* _Task statement_
Filter the entries for the word "JSON". Copy each line in which it occurs.

* _Recorded data_
—————

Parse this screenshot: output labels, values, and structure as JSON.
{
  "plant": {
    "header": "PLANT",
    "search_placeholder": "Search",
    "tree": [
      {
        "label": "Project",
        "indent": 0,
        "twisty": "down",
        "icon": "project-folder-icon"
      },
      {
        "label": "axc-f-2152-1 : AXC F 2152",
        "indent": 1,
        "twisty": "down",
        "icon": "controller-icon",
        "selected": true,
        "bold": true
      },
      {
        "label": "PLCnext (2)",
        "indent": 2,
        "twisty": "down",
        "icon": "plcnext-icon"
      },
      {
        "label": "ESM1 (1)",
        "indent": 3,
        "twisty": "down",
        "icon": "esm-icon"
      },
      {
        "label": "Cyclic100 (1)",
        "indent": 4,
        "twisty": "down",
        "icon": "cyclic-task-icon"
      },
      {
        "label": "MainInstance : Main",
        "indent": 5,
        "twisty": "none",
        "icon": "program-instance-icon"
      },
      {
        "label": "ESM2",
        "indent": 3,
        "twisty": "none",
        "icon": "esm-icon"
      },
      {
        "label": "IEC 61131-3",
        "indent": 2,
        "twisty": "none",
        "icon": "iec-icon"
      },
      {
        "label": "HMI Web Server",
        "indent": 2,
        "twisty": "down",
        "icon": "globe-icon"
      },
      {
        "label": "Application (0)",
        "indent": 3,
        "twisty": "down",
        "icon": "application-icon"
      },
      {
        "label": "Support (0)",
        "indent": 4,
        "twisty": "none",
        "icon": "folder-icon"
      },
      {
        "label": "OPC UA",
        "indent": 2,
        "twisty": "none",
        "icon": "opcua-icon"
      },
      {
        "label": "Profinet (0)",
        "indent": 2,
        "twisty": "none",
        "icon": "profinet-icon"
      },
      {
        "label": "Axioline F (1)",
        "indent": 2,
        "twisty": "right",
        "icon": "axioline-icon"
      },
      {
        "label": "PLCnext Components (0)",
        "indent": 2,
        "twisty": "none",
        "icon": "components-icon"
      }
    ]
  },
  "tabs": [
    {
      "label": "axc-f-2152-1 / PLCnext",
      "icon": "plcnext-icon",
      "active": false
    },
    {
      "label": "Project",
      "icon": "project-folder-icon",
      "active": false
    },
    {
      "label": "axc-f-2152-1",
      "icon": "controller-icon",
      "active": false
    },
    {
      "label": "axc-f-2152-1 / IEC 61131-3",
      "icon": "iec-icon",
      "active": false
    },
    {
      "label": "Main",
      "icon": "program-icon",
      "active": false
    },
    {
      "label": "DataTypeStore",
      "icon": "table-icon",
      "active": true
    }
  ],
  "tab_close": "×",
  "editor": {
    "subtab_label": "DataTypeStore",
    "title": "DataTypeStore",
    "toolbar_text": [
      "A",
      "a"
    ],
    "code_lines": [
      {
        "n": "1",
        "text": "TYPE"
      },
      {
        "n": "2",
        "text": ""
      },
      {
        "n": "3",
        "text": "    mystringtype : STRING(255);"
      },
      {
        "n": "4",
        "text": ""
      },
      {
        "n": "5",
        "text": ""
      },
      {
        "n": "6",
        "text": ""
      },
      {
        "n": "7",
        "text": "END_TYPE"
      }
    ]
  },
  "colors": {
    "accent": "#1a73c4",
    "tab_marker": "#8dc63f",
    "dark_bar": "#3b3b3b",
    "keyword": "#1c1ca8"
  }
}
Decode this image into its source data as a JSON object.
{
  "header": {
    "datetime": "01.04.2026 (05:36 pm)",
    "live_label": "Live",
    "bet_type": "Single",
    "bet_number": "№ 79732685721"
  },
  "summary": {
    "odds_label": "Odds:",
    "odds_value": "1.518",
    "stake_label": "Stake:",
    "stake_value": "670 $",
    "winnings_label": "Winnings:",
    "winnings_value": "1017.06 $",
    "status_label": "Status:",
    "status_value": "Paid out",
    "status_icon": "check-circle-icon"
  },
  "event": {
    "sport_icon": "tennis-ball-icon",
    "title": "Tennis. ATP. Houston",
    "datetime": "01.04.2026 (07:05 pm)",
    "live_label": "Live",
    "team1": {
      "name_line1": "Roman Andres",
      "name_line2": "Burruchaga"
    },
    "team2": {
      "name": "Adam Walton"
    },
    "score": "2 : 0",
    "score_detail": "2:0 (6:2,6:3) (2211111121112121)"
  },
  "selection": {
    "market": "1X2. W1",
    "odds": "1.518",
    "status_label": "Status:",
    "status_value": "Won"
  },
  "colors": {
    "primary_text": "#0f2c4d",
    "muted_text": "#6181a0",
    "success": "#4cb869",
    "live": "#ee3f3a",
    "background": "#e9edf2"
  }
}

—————

* _Exercise response_
Parse this screenshot: output labels, values, and structure as JSON.
Decode this image into its source data as a JSON object.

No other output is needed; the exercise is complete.